Foreign Affairs Sec. Teodoro Locsin Jr. made it clear to the international community that a “strong government is better”, adding that governments are built in the first place to “get things done” as long as it is consistent with their respective constitutions.

In his speech at the high-level general debate at the United Nation’s 74th General Assembly, Locsin said all democracies are pretentions to some degrees and that the growing electoral trend toward strong governments does not change its democratic character.

 “The democratic election of strong governments that talk tough and brush aside UN demands well-meaning for the most part. Weak governments, unable to protect their people, appear desirable; because they make the case for multilateral intervention at the prompting of conscience of course but sometimes at the unilateral prompting of great powers or violent or civil non-state actors.” Locsin said.

Locsin also responded to international calls to free detained Sen. Leila De Lima.

This comes as the UN High Commission for Human Rights described De Lima’s detention as arbitrary and politically motivated.

US lawmakers called for De Lima’s release as well such as Florida Sen. Marco Rubio, Illinois Sen. Dick Durbin and Vermont Sen. Patrick Leahy.

“The problem with that is that she is facing charges, then it has to go to trial, the idea of a someone who’s charge to being acquitted without a trial just because of a senatorial petition, I think that’s’ a violation itself of the rule of law” Locsin added.

Philippine Ambassador to the US Jose Manuel Romualdez who is among the dozens of Filipinos who came to support Manila’s top diplomat believed Sec. Locsin was able to highlight and respond to the issues thrown at the Philippines.

 “[The] Secretary is able to again bring out all the issues that were being thrown our way especially in the human rights issues. he was clear about it really human rights is something that we value, but at the same time the government in the Philippines is doing what it has to do to fight criminality,” Romualdez said.

Locsin also made it clear to the international body that the UN is not free to interfere with the Philippines’ internal affairs such as the Duterte administration’s war on drugs.

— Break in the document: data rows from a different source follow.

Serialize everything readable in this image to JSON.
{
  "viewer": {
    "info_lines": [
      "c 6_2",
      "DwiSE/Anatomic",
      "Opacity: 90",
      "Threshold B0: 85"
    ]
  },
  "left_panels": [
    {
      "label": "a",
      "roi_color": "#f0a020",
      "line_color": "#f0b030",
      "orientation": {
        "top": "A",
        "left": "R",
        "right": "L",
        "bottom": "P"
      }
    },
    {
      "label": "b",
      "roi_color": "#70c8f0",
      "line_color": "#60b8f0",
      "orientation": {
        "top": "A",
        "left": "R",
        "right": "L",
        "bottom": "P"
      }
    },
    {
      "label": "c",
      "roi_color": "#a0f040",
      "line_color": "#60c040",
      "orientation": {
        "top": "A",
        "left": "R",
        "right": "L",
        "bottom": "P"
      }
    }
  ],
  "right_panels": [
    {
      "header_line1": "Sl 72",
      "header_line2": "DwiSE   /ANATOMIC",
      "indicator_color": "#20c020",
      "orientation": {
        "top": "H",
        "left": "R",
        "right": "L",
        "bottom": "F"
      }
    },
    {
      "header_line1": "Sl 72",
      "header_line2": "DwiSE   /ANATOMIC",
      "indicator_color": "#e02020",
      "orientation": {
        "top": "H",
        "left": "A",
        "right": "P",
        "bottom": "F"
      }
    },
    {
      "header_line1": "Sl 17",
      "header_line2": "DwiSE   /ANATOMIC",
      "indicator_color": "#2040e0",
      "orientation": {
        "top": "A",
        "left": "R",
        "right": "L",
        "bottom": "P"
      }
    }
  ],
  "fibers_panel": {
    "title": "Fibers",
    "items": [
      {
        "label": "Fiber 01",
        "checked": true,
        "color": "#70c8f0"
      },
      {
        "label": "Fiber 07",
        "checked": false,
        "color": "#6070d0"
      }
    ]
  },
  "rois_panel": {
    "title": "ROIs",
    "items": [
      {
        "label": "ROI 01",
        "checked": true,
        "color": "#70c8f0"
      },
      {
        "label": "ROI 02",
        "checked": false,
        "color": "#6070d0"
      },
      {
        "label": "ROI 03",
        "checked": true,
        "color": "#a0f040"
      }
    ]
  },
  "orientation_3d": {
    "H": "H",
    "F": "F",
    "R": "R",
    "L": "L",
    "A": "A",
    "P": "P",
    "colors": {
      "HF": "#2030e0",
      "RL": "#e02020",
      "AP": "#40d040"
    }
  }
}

“The Filipino people has already taken as their own the war on drugs, they can cry about it, they can complain about it but they’re talking to themselves, all the critics, the Filipino people own the drug war,” Locsin said.               

“He was able to articulate what we have been working on the code of conduct. I think we’re moving forward on that one, he urged the UN to help us in making sure that this code of conduct will be implemented soon,” Romualdez said.

Locsin told the international body that the Philippines renewed its commitment to the ideals of the United Nations to end the scourge of war, to uphold justice and human rights and to maintain peace and amity among nations. (Jasper Camilo)